Panasonic Toughbook CF-LX3
Panasonic describes the Toughbook CF-LX3 as “the world’s lightest 14-inch business rugged notebook” - although, to be fair, there’s not much competition in that field. Nevertheless, the CF-LX3 weighs just 1.2kg with the standard configuration 3-cell battery, making it lighter than most 13-inch Ultrabooks, which tend to be around 1.3kg.
A 6-cell battery version, which includes a built-in optical drive, is also available, and weighs 1.43kg. Unfortunately, with or without the optical drive installed, the drive bay for it remains, which makes both variants of the CF-LX3 rather thick.
Its chunky 24.5mm profile actually excludes it from Intel’s stringent Ultrabook specification requirements, which state that 14-inch Ultrabooks must be less than 23mm thick. Its other major shortcoming that keeps it from being called an Ultrabook is its 250GB 5,400RPM HDD (Ultrabooks require a three-second startup from hibernation).

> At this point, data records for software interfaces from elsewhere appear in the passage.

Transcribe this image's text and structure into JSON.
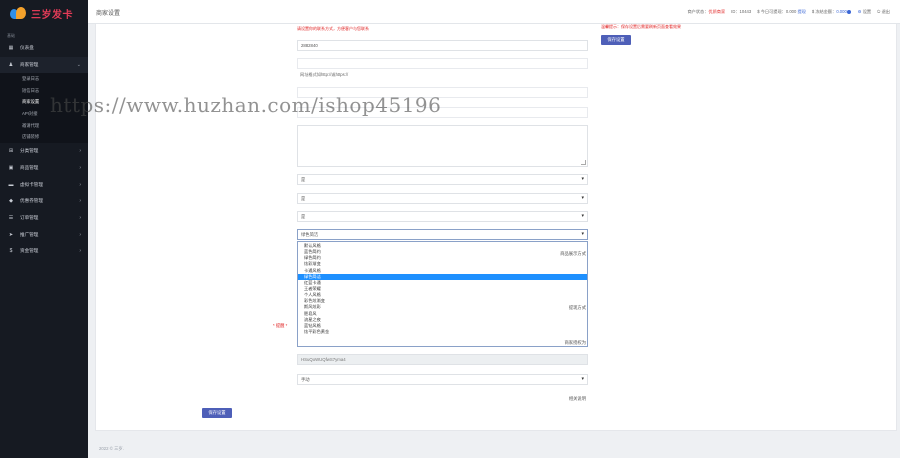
{
  "app": {
    "logo_text": "三岁发卡"
  },
  "sidebar": {
    "section_title": "基础",
    "items": [
      {
        "label": "仪表盘",
        "icon": "dashboard-icon",
        "glyph": "▦",
        "has_children": false
      },
      {
        "label": "商家管理",
        "icon": "user-icon",
        "glyph": "♟",
        "has_children": true,
        "open": true,
        "children": [
          "登录日志",
          "短信日志",
          "商家设置",
          "API对接",
          "邀请代理",
          "店铺装修"
        ],
        "active_child": 2
      },
      {
        "label": "分类管理",
        "icon": "grid-icon",
        "glyph": "⊞",
        "has_children": true
      },
      {
        "label": "商品管理",
        "icon": "box-icon",
        "glyph": "▣",
        "has_children": true
      },
      {
        "label": "虚拟卡管理",
        "icon": "card-icon",
        "glyph": "▬",
        "has_children": true
      },
      {
        "label": "优惠券管理",
        "icon": "tag-icon",
        "glyph": "◆",
        "has_children": true
      },
      {
        "label": "订单管理",
        "icon": "list-icon",
        "glyph": "☰",
        "has_children": true
      },
      {
        "label": "推广管理",
        "icon": "send-icon",
        "glyph": "➤",
        "has_children": true
      },
      {
        "label": "资金管理",
        "icon": "money-icon",
        "glyph": "$",
        "has_children": true
      }
    ]
  },
  "topbar": {
    "title": "商家设置",
    "merchant_status_label": "商户状态：",
    "merchant_status": "优质商家",
    "id_label": "ID：",
    "id_value": "10443",
    "withdraw_label": "$ 今日可提现：",
    "withdraw_value": "0.000",
    "withdraw_link": "提现",
    "balance_label": "$ 冻结金额：",
    "balance_value": "0.000",
    "settings_label": "设置",
    "logout_label": "退出"
  },
  "form": {
    "top_hint": "请设置你的联系方式，方便客户与您联系",
    "qq": {
      "label": "商户QQ",
      "value": "2882840"
    },
    "website": {
      "label": "商户网址",
      "value": ""
    },
    "website_hint": "网址格式如http://或https://",
    "contact": {
      "label": "手机号",
      "value": ""
    },
    "wechat": {
      "label": "微信号",
      "value": ""
    },
    "notice": {
      "label": "店铺公告",
      "value": ""
    },
    "sel1": {
      "label": "购买页面自动弹窗",
      "value": "是"
    },
    "sel2": {
      "label": "商家公告自动弹出",
      "value": "是"
    },
    "sel3": {
      "label": "购卡页面自动弹窗",
      "value": "是"
    },
    "template": {
      "label": "支付页面模板",
      "value": "绿色简洁"
    },
    "template_options": [
      "默认风格",
      "蓝色简约",
      "绿色简约",
      "炫彩渐变",
      "卡通风格",
      "绿色简洁",
      "红蓝卡通",
      "王者荣耀",
      "个人风格",
      "彩色炫渐变",
      "斯风炫彩",
      "肥皂风",
      "流星之夜",
      "蓝钻风格",
      "炫平彩色黄金"
    ],
    "template_selected": 5,
    "display_label": "商品展示方式",
    "pay_method_label": "提现方式",
    "required_note": "* 提醒 *",
    "auth_label": "商家授权为",
    "agent_code": {
      "label": "代理商授权密钥",
      "value": "HSuQoWUQfwS7yma4"
    },
    "agent_mode": {
      "label": "代理审核方式",
      "value": "手动"
    },
    "related_label": "相关说明",
    "save_button": "保存设置"
  },
  "right": {
    "hint": "温馨提示：保存设置后需要刷新页面查看效果",
    "save_button": "保存设置"
  },
  "footer": {
    "copyright": "2022 © 三岁."
  },
  "watermark": {
    "text": "https://www.huzhan.com/ishop45196"
  },
  "colors": {
    "sidebar_bg": "#161a22",
    "accent": "#4e5fb8",
    "danger": "#e02424",
    "select_highlight": "#1e90ff"
  }
}
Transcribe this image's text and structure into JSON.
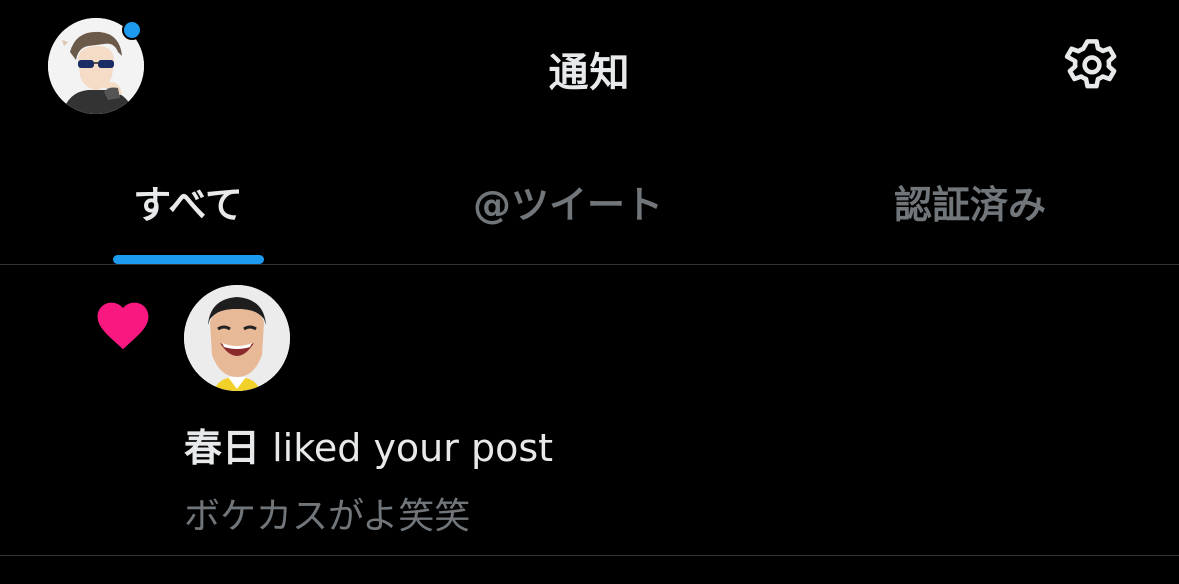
{
  "header": {
    "title": "通知",
    "profile_icon": "user-avatar",
    "settings_icon": "gear-icon",
    "unread_dot_color": "#1d9bf0"
  },
  "tabs": [
    {
      "label": "すべて",
      "active": true
    },
    {
      "label": "@ツイート",
      "active": false
    },
    {
      "label": "認証済み",
      "active": false
    }
  ],
  "notifications": [
    {
      "type": "like",
      "icon": "heart-icon",
      "icon_color": "#f91880",
      "user_name": "春日",
      "action_text": " liked your post",
      "post_preview": "ボケカスがよ笑笑"
    }
  ],
  "colors": {
    "background": "#000000",
    "accent": "#1d9bf0",
    "text_primary": "#e7e9ea",
    "text_secondary": "#71767b",
    "like": "#f91880"
  }
}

Like all Toughbooks, the CFLX3’s lid features Panasonic’s signature shock-absorbing ridge design, which gives the notebook drop resistance up to 76 cm, and pressure resistance up to 100kg.
The CF-LX3 is armed with a 14inch 1,600 x 900 pixel resolution matte LCD display. While the LX3 runs on Windows 8.1 Pro, the display itself isn’t touch capable. The display is quite bright, and clarity is reasonable, but it doesn’t fare well compared to some of the higher resolution IPS displays we’ve been seeing on newer Ultrabooks.
The CF-LX3 has an older style keyboard with one big block of keys (rather than the chicletstyle most commonly seen on newer notebooks). The keys have plenty of travel, but there’s also a fair bit of flex evident, and as the keys are all made from rubber, they’re also a bit soft and squishy, which doesn’t produce the most satisfying typing experience. Unlike the clickpads found on almost all Ultrabooks, the trackpad on the CF-LX3 has dedicated left and right click buttons, but the trackpad itself cannot be clicked. Tracking was smooth and responsive, and gestures worked fine, but as we’ve become accustomed to clickpads it felt like a bit of a step backwards to get used to the old style of button clicking.
As expected for an enterpriseaimed notebook, connectivity on the CF-LX3 is fairly comprehensive, and includes an RJ-45 Ethernet port, a VGA port and an HDMI port. Security-wise, the CF-LX3 is equipped with the standard TPM security chip, but lacks a fingerprint scanner.
The CF-LX3 is armed with an Intel Core i5-4300U 1.9GHz processor, 4GB RAM, and Intel HD4400 integrated graphics. As mentioned, the CF-LX3’s most glaring weakness is its low capacity, slow 250GB 5400RPM HDD. In our benchmark tests, the CF-LX3 performed reasonably well, although, as expected, it scored quite poorly in storage benchmarks. Battery life on the 3-cell model was fairly good, lasting just over three hours on Powermark’s balanced workload benchmark.
All things considered, while the CF-LX3 is certainly impressive for its lightweight and shockproof, drop-resistant design, its thick profile, older style keyboard and trackpad, plus low capacity, slow HDD leaves much to be desired. It’s also rather expensive at $2,499 for the 3-cell configuration and $2,699 for the 6-cell variant with built-in optical drive. Overall, there are better and less expensive enterprise options out there.